Secondly, it may ruin domestic industries. Because of free trade, imported goods become available at a cheaper price. Thus, an unfair and cut-throat competition develops between domestic and foreign industries. In the process, domestic industries are wiped out. Indian handicrafts industries suffered tremendously dining the British regime.

iii. Inefficiency becomes Perpetual:


Free trade cannot bring all-round development of industries. Compara­tive cost principle states that a country specializes in the production of a few commodities. On the other hand, inefficient industries remain neglected. Thus, under free trade, an all-round development is ruled out.

iv. Danger of Overdependence:

Fourthly, free trade brings in the danger of dependence. A country may face economic depression if its international trading partner suffers from it.

The Great Depression that arose in 1929-30 in the US economy swept all over the world and all countries suffered badly even if their economies were not caught in the grip of the then Depression. Such overdependence following free trade also becomes catastrophic during war.

v. Penetration of Harmful Foreign Goods:

Finally, a country may have to change its consumption habits. Because of free trade, even harmful commodities (drugs, etc.,) enter the domestic market. To prevent such, restrictions on trade are required to be imposed.

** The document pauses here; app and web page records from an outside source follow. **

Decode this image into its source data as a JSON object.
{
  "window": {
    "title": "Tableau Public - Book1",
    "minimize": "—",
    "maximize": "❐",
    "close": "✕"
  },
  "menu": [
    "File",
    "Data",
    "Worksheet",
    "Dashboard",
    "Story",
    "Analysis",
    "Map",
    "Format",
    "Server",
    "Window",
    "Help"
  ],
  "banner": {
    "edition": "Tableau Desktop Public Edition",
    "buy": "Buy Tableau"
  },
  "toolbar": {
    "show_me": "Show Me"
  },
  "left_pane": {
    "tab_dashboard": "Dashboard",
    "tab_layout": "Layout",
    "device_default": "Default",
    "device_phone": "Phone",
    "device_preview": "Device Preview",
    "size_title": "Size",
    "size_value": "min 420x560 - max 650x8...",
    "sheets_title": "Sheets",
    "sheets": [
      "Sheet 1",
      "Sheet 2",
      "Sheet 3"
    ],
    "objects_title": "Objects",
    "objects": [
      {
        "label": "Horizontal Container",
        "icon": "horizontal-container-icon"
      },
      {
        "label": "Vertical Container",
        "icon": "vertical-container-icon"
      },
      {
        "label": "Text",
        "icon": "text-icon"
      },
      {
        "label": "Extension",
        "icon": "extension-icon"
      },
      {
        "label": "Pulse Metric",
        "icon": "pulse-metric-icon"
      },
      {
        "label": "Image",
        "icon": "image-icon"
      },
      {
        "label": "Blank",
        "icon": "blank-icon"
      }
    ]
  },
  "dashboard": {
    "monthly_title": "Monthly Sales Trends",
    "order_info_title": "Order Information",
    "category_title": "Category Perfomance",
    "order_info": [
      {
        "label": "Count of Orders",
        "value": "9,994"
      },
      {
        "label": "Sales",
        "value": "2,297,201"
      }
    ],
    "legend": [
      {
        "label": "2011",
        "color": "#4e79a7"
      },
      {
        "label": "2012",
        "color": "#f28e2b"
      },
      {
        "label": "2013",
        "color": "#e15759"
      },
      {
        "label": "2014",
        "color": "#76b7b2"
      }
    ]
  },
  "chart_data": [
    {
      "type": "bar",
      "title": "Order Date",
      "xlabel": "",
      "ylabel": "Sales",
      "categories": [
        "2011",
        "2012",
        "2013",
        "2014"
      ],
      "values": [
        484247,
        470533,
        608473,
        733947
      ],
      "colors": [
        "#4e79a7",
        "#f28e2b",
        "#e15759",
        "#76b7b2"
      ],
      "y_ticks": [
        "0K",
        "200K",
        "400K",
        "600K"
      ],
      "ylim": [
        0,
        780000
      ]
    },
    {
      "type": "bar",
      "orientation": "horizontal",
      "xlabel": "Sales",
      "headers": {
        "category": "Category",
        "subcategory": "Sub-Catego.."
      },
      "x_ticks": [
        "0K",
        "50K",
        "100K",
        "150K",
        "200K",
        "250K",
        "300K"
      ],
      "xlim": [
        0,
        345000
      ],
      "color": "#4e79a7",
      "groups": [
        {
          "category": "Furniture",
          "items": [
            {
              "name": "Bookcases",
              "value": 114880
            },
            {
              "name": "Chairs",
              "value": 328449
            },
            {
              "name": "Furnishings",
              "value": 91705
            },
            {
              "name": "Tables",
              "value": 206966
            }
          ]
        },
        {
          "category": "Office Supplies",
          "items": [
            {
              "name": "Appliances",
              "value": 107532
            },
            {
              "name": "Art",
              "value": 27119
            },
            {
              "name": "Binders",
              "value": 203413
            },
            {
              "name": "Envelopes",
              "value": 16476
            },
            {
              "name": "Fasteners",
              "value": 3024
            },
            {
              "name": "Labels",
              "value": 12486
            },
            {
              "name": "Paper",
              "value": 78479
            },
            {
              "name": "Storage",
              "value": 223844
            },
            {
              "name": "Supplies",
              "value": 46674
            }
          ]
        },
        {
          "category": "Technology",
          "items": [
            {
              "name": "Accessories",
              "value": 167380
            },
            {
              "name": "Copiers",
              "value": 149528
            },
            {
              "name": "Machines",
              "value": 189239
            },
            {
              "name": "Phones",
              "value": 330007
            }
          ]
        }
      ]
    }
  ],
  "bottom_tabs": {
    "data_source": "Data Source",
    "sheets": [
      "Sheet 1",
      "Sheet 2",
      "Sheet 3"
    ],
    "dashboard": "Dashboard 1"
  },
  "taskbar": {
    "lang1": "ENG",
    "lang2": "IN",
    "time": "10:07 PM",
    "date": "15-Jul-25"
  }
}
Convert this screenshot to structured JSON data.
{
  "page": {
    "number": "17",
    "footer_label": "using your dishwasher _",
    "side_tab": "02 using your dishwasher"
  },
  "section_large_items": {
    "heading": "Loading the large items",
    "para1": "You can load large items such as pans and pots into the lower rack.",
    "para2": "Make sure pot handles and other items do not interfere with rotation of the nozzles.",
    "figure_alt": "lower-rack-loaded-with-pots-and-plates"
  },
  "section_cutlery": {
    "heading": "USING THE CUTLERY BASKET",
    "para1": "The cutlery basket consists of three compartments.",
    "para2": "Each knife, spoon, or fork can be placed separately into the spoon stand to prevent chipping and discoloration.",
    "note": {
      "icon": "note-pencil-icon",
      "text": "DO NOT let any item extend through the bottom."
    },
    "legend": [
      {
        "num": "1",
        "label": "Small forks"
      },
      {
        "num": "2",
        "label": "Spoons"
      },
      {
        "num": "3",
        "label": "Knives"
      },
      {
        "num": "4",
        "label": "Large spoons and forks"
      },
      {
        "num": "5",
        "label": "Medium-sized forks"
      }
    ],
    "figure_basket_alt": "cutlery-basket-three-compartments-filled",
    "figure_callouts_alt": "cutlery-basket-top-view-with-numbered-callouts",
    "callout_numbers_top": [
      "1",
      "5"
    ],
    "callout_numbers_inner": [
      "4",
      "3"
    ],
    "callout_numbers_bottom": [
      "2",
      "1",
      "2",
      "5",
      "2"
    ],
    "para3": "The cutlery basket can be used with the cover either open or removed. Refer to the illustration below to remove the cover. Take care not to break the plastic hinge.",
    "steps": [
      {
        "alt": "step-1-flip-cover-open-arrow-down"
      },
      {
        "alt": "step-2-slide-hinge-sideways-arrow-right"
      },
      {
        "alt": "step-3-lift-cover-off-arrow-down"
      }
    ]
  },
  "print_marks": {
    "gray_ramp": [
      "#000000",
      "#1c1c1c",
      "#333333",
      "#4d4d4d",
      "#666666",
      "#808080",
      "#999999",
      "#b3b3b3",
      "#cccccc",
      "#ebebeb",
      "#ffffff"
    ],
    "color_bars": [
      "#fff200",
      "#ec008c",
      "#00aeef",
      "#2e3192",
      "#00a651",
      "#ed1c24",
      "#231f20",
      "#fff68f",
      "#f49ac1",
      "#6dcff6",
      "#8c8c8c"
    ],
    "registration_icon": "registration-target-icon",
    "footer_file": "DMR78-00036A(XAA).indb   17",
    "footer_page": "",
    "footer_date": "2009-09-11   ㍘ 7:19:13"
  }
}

In view of all these arguments against free trade, governments of less developed countries in the post-Second World War period were encouraged to resort to some kind of trade restrictions to safeguard national interest.